Twitter Demographics

The data shown below were collected from the profiles of 19 tweeters who shared this research output. Click here to find out more about how the information was compiled.

Mendeley readers

The data shown below were compiled from readership statistics for 102 Mendeley readers of this research output. Click here to see the associated Mendeley record.

Geographical breakdown

Country Count As %
Unknown 102 100%

Demographic breakdown

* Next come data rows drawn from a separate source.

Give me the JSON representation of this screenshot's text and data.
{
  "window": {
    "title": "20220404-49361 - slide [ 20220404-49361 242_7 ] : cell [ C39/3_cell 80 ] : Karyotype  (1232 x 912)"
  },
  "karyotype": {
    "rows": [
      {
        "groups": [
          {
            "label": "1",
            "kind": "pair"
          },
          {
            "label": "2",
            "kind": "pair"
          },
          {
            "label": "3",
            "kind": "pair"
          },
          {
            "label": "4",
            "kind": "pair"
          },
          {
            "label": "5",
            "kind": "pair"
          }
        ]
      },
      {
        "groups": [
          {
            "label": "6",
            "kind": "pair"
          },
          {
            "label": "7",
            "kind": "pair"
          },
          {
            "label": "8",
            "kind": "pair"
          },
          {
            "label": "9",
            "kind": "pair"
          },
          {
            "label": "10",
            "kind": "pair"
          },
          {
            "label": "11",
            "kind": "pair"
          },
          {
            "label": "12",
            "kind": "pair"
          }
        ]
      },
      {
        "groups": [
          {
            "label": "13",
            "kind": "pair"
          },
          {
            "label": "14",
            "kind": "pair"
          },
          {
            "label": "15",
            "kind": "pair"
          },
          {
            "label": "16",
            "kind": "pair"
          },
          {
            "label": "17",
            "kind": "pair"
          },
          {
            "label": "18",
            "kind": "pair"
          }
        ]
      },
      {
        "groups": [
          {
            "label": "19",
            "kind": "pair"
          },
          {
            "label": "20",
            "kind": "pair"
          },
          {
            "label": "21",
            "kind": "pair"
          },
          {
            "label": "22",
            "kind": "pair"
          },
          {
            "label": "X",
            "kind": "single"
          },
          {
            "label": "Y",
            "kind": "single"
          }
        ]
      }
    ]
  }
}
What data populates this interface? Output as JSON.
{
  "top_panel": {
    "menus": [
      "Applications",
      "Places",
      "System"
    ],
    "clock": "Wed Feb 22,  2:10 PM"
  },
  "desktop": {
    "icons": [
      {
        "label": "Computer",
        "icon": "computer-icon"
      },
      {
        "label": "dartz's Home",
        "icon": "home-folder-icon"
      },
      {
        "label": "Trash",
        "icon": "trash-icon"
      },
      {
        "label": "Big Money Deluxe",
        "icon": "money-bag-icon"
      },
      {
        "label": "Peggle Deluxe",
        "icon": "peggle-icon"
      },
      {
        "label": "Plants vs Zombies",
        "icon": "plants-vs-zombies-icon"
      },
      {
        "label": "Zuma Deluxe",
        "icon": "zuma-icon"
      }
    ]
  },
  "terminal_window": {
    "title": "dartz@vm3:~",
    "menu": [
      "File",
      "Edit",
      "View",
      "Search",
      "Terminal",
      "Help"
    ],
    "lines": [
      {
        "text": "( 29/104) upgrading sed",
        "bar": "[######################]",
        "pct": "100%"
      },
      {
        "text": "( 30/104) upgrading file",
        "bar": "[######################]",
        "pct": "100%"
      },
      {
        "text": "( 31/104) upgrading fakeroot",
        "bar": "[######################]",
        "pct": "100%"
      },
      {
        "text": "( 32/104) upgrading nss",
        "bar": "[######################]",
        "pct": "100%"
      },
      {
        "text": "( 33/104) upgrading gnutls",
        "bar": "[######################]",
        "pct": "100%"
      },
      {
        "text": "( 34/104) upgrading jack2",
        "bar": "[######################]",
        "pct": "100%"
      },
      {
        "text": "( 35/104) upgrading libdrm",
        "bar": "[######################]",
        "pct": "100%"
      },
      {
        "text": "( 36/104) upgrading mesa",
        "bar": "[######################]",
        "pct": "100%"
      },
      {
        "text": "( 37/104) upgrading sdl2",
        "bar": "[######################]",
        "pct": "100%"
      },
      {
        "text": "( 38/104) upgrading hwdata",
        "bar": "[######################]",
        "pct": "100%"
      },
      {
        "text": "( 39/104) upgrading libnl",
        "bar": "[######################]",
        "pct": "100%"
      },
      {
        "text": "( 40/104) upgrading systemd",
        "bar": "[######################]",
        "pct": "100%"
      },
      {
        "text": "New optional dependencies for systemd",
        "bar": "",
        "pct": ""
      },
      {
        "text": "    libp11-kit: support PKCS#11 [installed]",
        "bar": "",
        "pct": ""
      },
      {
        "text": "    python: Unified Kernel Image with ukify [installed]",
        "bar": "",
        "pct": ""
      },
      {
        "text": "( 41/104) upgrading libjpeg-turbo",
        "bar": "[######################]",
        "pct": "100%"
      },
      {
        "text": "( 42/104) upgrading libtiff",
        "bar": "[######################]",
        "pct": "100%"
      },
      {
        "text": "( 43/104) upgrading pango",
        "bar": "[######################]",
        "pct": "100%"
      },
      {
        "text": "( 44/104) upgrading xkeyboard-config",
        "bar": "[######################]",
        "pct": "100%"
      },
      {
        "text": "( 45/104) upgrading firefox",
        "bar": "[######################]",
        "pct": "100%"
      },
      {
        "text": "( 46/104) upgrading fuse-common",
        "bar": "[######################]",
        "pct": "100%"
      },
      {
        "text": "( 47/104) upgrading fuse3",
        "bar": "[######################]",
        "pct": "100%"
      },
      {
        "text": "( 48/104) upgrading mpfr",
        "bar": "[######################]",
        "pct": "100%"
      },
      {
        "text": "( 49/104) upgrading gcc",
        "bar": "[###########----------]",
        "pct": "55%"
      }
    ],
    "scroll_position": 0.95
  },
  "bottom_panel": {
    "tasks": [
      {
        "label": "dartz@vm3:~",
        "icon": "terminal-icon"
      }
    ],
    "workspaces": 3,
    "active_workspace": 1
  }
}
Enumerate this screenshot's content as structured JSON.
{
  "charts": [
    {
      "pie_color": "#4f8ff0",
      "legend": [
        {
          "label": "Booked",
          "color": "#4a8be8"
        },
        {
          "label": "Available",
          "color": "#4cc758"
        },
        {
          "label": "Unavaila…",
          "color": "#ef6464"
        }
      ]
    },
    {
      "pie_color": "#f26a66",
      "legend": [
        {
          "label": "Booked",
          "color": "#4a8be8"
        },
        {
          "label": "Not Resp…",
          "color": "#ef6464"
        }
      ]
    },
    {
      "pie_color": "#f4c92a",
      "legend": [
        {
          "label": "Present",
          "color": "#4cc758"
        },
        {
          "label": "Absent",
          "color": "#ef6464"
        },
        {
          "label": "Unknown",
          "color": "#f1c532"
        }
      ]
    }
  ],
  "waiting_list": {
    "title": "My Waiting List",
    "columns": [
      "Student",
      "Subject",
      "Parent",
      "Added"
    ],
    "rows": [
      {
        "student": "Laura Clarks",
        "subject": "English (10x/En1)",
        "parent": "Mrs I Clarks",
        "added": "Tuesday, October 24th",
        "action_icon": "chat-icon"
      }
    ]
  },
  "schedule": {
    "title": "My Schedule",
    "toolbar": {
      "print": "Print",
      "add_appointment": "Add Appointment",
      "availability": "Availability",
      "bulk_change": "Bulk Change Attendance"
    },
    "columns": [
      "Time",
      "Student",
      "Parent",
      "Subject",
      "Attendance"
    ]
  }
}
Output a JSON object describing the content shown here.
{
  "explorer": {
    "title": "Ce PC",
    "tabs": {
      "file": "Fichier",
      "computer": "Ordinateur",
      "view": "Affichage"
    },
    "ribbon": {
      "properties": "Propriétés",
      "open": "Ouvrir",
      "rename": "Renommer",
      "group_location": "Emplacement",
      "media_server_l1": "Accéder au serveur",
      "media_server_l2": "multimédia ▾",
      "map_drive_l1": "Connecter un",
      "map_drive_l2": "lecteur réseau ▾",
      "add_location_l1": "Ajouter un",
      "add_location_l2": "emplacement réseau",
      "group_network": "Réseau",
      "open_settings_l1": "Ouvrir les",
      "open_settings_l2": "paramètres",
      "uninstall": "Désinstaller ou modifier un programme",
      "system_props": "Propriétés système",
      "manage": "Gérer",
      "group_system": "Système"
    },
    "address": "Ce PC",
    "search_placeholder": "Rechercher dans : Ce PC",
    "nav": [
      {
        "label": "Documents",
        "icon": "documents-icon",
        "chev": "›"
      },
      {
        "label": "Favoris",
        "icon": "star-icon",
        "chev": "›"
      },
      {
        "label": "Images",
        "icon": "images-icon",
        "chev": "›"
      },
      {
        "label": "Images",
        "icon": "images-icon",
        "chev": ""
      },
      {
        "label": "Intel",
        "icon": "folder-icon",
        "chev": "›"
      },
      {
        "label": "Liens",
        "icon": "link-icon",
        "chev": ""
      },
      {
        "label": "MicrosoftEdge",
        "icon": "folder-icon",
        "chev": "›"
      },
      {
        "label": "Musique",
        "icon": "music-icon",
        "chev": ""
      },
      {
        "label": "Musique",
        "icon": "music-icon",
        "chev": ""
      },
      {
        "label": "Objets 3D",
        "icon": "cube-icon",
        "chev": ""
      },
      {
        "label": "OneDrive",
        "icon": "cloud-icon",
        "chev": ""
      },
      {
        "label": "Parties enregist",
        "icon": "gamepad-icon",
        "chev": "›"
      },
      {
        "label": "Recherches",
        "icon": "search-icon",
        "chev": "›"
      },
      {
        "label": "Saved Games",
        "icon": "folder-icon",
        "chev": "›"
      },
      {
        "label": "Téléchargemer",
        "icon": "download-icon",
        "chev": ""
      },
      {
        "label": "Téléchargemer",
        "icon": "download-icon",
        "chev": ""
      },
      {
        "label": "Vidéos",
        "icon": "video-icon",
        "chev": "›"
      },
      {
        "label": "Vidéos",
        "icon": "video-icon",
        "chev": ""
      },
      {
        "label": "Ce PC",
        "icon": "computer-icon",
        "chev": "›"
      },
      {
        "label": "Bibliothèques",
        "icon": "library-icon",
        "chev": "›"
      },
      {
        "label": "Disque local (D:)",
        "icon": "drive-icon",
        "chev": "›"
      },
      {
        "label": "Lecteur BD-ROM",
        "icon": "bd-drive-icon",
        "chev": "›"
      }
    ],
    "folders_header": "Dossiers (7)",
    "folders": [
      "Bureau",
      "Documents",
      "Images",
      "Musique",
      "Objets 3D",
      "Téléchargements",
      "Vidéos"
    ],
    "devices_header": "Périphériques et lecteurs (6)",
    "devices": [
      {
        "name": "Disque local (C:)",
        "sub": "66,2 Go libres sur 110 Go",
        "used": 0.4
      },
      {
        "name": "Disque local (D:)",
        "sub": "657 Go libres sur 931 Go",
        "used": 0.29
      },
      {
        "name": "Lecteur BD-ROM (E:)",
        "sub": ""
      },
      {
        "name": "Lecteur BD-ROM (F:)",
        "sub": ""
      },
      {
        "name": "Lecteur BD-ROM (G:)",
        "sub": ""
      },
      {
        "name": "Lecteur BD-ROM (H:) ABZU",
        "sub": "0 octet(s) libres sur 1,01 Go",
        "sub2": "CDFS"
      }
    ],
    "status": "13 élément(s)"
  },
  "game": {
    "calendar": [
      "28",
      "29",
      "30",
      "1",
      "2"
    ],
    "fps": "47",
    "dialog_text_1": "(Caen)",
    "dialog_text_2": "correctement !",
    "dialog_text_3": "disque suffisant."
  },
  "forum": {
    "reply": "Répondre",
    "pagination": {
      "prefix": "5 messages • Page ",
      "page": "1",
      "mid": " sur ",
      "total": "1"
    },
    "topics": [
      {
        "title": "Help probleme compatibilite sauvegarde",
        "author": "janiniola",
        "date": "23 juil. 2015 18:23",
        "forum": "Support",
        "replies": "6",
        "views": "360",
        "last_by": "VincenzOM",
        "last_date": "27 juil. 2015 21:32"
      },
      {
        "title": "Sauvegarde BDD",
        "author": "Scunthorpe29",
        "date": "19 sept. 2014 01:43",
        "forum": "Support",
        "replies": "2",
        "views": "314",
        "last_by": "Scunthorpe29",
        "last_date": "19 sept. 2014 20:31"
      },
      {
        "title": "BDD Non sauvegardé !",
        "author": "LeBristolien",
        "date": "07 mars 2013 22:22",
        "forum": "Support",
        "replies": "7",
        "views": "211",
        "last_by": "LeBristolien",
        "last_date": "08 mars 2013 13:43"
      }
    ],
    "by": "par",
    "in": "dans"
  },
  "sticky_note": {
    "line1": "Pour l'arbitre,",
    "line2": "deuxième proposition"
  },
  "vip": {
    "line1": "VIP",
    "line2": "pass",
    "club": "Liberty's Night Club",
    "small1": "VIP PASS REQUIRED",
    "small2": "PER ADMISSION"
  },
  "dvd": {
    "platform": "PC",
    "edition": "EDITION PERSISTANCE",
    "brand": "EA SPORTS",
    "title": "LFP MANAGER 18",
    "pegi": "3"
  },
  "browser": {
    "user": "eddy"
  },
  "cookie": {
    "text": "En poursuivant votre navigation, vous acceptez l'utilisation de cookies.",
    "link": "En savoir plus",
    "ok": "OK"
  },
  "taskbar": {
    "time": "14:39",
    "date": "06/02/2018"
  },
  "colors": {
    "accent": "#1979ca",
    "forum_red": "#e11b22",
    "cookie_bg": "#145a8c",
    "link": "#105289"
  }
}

Readers by professional status Count As %
Student > Master 21 21%
Unspecified 19 19%
Student > Bachelor 15 15%
Student > Ph. D. Student 11 11%
Student > Doctoral Student 11 11%
Other 25 25%
Readers by discipline Count As %
Medicine and Dentistry 49 48%
Unspecified 21 21%
Nursing and Health Professions 7 7%
Psychology 5 5%
Biochemistry, Genetics and Molecular Biology 4 4%
Other 16 16%

Attention Score in Context

This research output has an Altmetric Attention Score of 14. This is our high-level measure of the quality and quantity of online attention that it has received. This Attention Score, as well as the ranking and number of research outputs shown below, was calculated when the research output was last mentioned on 04 April 2018.
All research outputs
#1,055,371
of 12,813,724 outputs
Outputs from Cochrane database of systematic reviews
#3,364
of 10,429 outputs
Outputs of similar age
#35,670
of 259,482 outputs
Outputs of similar age from Cochrane database of systematic reviews
#93
of 231 outputs
Altmetric has tracked 12,813,724 research outputs across all sources so far. Compared to these this one has done particularly well and is in the 91st percentile: it's in the top 10% of all research outputs ever tracked by Altmetric.
So far Altmetric has tracked 10,429 research outputs from this source. They typically receive a lot more attention than average, with a mean Attention Score of 20.4. This one has gotten more attention than average, scoring higher than 67% of its peers.
Older research outputs will score higher simply because they've had more time to accumulate mentions. To account for age we can compare this Altmetric Attention Score to the 259,482 tracked outputs that were published within six weeks on either side of this one in any source. This one has done well, scoring higher than 86% of its contemporaries.
We're also able to compare this research output to 231 others from the same source and published within six weeks on either side of this one. This one has gotten more attention than average, scoring higher than 59% of its contemporaries.